§ **AIM OF THE EXERCISE**: Begin at the line below that contains "Parse this screenshot: output". Repeat it and all remaining lines of the records exactly.

####

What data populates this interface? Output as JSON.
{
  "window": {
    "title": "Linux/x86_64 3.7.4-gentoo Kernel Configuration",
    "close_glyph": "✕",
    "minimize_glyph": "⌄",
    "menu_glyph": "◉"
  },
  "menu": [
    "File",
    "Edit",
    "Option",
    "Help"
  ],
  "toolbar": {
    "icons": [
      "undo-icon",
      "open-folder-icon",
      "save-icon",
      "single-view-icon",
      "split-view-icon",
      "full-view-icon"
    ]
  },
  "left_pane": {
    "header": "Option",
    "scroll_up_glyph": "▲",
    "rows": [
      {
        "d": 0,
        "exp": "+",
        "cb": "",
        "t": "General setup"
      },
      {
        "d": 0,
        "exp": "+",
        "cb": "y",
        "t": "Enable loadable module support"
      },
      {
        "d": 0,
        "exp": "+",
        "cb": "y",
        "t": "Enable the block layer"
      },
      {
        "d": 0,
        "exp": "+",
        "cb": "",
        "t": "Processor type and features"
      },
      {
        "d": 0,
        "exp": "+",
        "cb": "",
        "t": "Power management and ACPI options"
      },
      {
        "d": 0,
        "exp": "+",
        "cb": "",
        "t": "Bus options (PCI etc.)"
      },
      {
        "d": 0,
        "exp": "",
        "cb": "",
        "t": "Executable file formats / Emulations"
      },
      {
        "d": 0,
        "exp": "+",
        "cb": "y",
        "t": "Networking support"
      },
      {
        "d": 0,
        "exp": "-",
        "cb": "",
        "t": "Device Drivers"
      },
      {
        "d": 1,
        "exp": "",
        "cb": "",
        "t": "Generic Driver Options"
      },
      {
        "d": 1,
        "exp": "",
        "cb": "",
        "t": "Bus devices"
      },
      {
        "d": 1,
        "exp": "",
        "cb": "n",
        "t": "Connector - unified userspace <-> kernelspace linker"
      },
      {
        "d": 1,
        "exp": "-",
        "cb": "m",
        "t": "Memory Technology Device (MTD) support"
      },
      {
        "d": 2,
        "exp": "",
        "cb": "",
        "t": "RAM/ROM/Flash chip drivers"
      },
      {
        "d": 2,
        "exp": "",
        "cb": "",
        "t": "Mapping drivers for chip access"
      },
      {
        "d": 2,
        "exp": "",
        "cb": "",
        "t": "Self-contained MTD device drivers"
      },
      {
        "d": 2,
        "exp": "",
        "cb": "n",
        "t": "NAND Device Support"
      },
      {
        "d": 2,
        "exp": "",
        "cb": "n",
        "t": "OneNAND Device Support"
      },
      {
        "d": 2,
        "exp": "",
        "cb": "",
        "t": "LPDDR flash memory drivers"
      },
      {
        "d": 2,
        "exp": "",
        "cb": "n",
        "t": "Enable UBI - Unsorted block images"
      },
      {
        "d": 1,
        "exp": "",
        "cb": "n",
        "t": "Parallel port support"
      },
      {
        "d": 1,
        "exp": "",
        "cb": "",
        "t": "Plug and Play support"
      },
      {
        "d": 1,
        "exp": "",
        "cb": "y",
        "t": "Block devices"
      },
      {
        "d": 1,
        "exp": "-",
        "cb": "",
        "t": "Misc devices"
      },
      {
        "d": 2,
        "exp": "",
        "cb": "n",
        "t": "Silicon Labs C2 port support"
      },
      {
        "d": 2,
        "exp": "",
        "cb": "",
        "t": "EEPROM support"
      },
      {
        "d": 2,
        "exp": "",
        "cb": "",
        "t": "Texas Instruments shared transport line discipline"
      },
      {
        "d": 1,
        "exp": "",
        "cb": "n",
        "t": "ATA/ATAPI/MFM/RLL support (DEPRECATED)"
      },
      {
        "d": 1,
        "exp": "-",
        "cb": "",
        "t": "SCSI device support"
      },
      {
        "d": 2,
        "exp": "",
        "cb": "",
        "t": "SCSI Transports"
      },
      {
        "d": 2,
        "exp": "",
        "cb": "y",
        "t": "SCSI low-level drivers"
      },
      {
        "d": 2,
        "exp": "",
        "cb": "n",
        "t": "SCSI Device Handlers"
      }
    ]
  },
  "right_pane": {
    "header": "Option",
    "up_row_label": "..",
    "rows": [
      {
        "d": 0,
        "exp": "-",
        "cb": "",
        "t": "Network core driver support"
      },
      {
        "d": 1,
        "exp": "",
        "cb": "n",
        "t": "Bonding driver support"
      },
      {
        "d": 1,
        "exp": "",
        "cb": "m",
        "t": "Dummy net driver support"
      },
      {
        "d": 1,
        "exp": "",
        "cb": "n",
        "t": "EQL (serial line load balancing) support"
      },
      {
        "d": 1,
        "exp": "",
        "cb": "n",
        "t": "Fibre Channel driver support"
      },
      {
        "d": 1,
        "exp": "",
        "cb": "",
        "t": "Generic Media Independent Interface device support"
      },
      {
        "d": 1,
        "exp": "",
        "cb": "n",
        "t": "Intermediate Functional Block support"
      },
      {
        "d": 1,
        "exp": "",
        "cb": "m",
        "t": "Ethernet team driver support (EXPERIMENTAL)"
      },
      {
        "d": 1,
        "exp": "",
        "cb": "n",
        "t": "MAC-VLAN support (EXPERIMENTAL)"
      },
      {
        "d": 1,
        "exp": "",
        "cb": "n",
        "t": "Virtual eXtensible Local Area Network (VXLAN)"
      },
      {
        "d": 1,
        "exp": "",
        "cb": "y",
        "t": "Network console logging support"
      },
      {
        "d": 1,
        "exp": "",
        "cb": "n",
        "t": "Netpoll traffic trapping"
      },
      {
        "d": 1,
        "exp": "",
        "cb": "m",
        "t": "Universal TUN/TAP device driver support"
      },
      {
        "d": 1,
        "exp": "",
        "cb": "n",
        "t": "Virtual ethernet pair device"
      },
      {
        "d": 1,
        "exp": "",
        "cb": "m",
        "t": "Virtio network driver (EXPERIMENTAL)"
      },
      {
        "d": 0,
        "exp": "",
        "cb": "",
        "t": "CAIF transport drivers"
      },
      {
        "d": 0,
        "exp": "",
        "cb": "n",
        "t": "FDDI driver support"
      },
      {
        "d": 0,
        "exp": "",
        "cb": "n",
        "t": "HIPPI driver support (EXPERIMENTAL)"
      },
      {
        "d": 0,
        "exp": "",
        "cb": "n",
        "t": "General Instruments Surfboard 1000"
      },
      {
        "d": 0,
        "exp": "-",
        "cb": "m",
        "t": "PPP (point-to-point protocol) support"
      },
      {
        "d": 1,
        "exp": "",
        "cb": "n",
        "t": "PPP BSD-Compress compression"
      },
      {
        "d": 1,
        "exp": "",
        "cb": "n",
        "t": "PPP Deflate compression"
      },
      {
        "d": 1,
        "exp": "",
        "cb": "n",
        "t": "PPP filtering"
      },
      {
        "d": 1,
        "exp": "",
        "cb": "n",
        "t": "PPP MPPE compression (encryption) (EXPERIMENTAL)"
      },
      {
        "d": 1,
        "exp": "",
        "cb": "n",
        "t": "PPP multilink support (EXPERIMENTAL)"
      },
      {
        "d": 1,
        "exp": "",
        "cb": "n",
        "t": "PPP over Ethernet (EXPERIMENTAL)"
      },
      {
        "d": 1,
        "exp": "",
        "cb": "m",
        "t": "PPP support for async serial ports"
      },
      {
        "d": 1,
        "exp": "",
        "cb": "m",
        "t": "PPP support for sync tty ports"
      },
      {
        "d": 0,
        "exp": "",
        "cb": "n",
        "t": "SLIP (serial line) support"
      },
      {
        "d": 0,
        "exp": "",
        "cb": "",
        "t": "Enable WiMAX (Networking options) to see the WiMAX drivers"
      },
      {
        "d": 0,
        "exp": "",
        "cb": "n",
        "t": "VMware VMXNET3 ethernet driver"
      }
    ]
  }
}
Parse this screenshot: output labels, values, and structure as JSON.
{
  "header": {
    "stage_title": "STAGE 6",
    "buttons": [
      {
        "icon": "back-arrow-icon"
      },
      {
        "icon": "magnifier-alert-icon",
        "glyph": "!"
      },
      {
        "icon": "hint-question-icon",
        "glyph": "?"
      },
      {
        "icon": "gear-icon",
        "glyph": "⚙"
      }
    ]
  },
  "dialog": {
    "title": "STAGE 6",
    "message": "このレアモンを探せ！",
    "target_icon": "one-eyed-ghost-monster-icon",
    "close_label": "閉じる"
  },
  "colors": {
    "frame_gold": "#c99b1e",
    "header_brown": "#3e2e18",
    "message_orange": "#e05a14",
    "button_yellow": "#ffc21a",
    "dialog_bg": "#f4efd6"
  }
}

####

§ **YOUR RESPONSE**:
Parse this screenshot: output labels, values, and structure as JSON.
{
  "header": {
    "stage_title": "STAGE 6",
    "buttons": [
      {
        "icon": "back-arrow-icon"
      },
      {
        "icon": "magnifier-alert-icon",
        "glyph": "!"
      },
      {
        "icon": "hint-question-icon",
        "glyph": "?"
      },
      {
        "icon": "gear-icon",
        "glyph": "⚙"
      }
    ]
  },
  "dialog": {
    "title": "STAGE 6",
    "message": "このレアモンを探せ！",
    "target_icon": "one-eyed-ghost-monster-icon",
    "close_label": "閉じる"
  },
  "colors": {
    "frame_gold": "#c99b1e",
    "header_brown": "#3e2e18",
    "message_orange": "#e05a14",
    "button_yellow": "#ffc21a",
    "dialog_bg": "#f4efd6"
  }
}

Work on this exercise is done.